++++ Dataset content

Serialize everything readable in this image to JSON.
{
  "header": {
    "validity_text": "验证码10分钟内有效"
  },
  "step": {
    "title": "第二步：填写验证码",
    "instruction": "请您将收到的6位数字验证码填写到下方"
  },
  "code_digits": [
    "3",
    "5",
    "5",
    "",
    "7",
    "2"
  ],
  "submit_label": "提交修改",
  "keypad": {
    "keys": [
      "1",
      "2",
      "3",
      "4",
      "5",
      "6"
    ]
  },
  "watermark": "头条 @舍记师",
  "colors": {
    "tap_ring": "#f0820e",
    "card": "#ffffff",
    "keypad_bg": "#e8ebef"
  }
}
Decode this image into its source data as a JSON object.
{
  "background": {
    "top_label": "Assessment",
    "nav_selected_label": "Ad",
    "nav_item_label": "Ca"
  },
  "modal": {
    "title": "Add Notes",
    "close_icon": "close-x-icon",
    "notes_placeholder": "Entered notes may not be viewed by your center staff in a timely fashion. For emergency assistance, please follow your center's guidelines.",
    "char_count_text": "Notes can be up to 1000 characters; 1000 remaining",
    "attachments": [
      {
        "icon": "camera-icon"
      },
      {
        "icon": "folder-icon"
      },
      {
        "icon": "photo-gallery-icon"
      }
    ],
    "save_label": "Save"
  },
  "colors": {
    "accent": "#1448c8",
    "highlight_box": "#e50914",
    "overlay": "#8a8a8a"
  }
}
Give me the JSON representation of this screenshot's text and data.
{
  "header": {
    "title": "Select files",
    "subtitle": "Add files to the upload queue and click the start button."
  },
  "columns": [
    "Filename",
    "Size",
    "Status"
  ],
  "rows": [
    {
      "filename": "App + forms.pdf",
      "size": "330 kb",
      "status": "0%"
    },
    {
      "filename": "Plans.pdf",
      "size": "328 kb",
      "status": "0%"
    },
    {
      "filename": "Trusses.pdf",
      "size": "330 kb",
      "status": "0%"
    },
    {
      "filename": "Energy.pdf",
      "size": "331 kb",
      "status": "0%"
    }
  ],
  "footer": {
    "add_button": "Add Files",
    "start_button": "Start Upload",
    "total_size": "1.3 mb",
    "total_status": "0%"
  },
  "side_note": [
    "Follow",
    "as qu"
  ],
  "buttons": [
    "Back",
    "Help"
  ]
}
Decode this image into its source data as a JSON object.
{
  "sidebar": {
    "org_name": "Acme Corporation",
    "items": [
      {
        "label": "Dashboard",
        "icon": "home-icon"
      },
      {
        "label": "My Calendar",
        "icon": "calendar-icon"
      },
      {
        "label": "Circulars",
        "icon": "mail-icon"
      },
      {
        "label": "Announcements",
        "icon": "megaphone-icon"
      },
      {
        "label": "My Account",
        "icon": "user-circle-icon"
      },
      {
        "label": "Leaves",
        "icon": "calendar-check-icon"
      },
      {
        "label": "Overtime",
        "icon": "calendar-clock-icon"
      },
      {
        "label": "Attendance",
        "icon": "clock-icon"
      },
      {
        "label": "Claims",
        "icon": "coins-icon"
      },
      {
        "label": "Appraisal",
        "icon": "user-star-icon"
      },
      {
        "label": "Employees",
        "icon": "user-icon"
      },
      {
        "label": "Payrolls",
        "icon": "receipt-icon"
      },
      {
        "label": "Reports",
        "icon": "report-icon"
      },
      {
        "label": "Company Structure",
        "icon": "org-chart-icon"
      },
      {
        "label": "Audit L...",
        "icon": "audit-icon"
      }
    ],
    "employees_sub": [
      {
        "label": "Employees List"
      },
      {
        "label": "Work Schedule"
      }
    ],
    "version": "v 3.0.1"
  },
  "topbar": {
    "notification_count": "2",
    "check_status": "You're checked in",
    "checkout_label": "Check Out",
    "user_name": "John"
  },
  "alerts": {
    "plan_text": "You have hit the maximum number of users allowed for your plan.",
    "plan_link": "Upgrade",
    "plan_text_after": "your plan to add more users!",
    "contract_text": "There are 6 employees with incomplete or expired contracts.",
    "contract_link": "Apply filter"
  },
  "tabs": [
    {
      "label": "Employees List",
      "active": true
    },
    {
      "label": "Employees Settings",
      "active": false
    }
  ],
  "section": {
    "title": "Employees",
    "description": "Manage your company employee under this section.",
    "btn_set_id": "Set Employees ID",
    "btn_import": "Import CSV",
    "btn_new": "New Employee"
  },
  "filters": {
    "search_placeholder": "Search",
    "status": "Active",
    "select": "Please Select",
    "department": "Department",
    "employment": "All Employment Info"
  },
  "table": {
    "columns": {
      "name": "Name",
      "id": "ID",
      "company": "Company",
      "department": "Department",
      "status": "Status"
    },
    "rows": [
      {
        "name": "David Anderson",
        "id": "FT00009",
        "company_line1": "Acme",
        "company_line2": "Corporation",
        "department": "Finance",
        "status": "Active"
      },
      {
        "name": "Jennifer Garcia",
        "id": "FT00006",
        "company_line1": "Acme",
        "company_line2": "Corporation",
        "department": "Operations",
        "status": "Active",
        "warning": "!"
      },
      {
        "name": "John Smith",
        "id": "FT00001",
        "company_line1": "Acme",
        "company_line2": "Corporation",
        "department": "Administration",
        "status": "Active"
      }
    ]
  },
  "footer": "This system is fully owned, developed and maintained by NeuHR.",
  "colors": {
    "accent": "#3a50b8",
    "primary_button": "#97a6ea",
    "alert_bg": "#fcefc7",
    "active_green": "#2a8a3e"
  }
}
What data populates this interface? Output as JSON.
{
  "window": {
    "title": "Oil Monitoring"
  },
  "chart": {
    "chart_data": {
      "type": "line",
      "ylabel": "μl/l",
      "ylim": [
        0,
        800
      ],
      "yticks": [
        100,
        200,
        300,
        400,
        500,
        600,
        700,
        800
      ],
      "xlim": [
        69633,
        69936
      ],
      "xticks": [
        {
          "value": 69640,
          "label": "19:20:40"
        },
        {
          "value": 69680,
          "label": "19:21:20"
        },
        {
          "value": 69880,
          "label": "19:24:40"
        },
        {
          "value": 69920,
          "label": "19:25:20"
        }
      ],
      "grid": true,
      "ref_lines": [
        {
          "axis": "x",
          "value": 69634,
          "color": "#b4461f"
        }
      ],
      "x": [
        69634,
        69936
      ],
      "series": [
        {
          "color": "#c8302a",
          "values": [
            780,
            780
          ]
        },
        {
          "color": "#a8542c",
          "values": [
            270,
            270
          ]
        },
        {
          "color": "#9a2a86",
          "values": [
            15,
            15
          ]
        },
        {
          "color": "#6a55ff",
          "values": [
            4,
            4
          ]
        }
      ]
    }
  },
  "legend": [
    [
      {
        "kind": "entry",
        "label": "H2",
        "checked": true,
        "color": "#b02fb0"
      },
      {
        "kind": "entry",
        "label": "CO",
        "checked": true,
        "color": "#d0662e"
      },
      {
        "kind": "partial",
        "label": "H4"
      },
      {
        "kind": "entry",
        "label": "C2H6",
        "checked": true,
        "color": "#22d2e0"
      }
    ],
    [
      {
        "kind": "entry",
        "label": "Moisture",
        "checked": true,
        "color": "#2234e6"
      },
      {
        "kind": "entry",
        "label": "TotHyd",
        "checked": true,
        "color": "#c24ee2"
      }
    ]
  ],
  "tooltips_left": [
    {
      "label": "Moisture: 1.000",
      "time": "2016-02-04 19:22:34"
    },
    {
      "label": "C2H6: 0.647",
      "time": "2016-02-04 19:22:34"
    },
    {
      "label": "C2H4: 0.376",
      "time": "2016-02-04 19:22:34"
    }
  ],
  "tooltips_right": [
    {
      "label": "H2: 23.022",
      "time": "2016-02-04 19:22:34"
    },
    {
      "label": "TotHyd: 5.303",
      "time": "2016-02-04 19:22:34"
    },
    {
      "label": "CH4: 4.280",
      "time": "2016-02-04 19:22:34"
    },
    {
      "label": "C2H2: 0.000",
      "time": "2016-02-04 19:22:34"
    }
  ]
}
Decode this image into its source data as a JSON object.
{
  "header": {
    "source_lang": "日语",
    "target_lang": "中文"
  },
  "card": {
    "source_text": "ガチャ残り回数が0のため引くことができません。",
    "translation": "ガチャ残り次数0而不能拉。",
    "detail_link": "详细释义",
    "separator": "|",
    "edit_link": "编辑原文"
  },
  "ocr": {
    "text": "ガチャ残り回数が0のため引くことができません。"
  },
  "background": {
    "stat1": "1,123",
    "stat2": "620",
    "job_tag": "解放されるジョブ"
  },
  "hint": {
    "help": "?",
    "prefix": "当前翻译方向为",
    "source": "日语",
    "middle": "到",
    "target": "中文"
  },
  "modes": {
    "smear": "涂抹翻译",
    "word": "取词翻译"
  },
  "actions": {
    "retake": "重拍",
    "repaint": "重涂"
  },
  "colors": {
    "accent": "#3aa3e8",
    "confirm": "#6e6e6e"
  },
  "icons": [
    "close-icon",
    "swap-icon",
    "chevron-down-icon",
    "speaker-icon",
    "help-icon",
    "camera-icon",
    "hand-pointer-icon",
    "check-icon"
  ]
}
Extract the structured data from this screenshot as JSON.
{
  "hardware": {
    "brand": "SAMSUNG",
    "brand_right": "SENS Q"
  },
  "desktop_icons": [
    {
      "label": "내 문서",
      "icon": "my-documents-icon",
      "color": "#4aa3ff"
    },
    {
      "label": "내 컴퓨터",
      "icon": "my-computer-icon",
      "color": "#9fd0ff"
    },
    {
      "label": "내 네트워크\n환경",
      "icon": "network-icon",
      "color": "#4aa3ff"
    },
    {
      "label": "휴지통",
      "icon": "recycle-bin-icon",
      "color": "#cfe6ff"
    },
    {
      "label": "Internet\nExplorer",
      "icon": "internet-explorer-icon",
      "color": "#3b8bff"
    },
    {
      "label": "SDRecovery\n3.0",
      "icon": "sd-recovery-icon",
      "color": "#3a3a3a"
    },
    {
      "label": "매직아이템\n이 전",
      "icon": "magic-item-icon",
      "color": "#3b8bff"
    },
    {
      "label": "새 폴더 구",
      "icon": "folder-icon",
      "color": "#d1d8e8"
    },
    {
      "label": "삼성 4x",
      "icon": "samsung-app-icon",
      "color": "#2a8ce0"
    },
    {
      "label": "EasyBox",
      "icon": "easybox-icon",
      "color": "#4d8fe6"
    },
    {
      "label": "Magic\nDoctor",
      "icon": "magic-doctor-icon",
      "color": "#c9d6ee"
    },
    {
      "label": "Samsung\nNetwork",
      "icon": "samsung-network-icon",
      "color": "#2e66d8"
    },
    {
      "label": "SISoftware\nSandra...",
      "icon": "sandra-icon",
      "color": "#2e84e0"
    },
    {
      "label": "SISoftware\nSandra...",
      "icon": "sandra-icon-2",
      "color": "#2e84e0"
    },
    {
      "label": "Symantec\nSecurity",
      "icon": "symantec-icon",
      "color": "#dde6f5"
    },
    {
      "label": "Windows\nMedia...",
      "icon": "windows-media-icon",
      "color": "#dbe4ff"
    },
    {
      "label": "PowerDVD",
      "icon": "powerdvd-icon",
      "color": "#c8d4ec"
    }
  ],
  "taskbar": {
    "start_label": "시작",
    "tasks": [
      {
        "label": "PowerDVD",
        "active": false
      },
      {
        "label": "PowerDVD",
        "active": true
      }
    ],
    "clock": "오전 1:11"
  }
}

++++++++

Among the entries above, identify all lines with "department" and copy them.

* [Your solution]:
    "department": "Department",
      "department": "Department",
        "department": "Finance",
        "department": "Operations",
        "department": "Administration",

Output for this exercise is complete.